Diagnosing astigmatism 

Astigmatism is usually diagnosed after a routine eye test.

Regular eye tests

Most people who have astigmatism are born with the condition, so it's important your children have regular eye tests.

Children may not realise there's anything wrong with their vision. If their vision isn't regularly tested, conditions like astigmatism could remain undiagnosed for many years, which can cause a lazy eye.

If a child has uncorrected astigmatism, they may have difficulty reading and concentrating at school.

When to get tested

Your baby will have their eyes examined at birth or shortly afterwards (within 72 hours) to check for any obvious defects.

They'll have a second eye examination when they're between 6 and 8 weeks old, which will usually be carried out by your GP.

Your child's vision may also be checked when they start school at around five years of age, but this varies depending on where you live.

Read more about children's routine eye tests.

If your child has suspected vision problems, they may be referred to an orthoptist. An orthoptist specialises in problems relating to eye movements and vision development. They usually work in local health clinics or hospital eye clinics.

Eyesight problems may also be investigated by an ophthalmologist (a medical doctor who specialises in diagnosing and treating eye conditions). They mainly work in hospitals and hospital eye departments.

You may also see an optometrist. Optometrists examine eyes, test sight, and prescribe glasses and contact lenses. They're trained to recognise eye conditions and sight defects.

If your child's vision has been checked and is normal, they should continue to have regular eye checks about once every year.

Adults should have an eye test at least once every two years, unless advised otherwise by their optometrist.

Read more about children's eyes and NHS eye care services.

Testing for astigmatism

A number of tests can be used if astigmatism is suspected. The two most common tests are the visual acuity test and the keratometer test.

Visual acuity test

A visual acuity test can be used to assess your or your child's ability to focus on objects at different distances. It usually involves reading letters on a chart called a Snellen chart. The letters become progressively smaller on each line of the chart.

Keratometer test

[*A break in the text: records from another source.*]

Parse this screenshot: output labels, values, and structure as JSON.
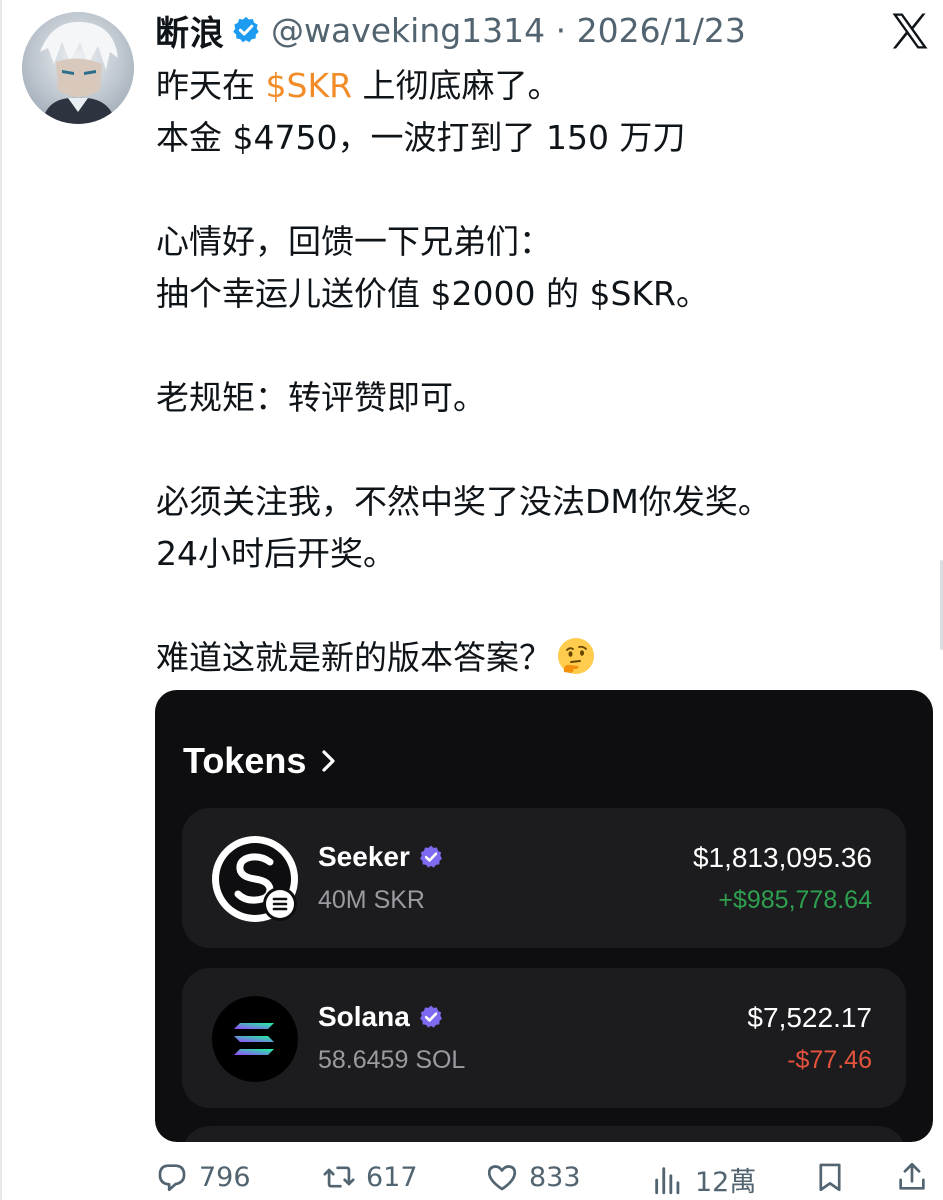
{
  "author": {
    "name": "断浪",
    "handle_date": "@waveking1314 · 2026/1/23"
  },
  "tweet": {
    "line1_before": "昨天在 ",
    "line1_cashtag": "$SKR",
    "line1_after": " 上彻底麻了。",
    "line2": "本金 $4750，一波打到了 150 万刀",
    "line3": "心情好，回馈一下兄弟们：",
    "line4": "抽个幸运儿送价值 $2000 的 $SKR。",
    "line5": "老规矩：转评赞即可。",
    "line6": "必须关注我，不然中奖了没法DM你发奖。",
    "line7": "24小时后开奖。",
    "line8": "难道这就是新的版本答案？"
  },
  "card": {
    "header": "Tokens",
    "tokens": [
      {
        "name": "Seeker",
        "amount": "40M SKR",
        "value": "$1,813,095.36",
        "change": "+$985,778.64",
        "change_color": "#2ea04f"
      },
      {
        "name": "Solana",
        "amount": "58.6459 SOL",
        "value": "$7,522.17",
        "change": "-$77.46",
        "change_color": "#e5533d"
      }
    ]
  },
  "actions": {
    "replies": "796",
    "reposts": "617",
    "likes": "833",
    "views": "12萬"
  },
  "colors": {
    "cashtag": "#f28c28",
    "verified": "#1d9bf0",
    "card_bg": "#0e0e10",
    "token_row_bg": "#1c1c1f",
    "token_verified": "#7c6af0"
  },
  "icons": [
    "verified-badge-icon",
    "x-logo-icon",
    "chevron-right-icon",
    "seeker-logo-icon",
    "solana-logo-icon",
    "reply-icon",
    "repost-icon",
    "like-icon",
    "views-icon",
    "bookmark-icon",
    "share-icon",
    "thinking-face-icon"
  ]
}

A device called a keratometer can measure the degree of corneal astigmatism. It measures how light is being focused by the cornea and can detect irregularities in the curve of the cornea.

Sight tests for children

Find out when children need eye tests, what the test involves and why it's important.

Media last reviewed: 27/04/2015

Next review due: 27/04/2017

When are NHS sight tests free?

Find out if you are entitled to a free NHS sight test or voucher and how to claim a refund if necessary

Page last reviewed: 17/10/2014

Next review due: 17/10/2016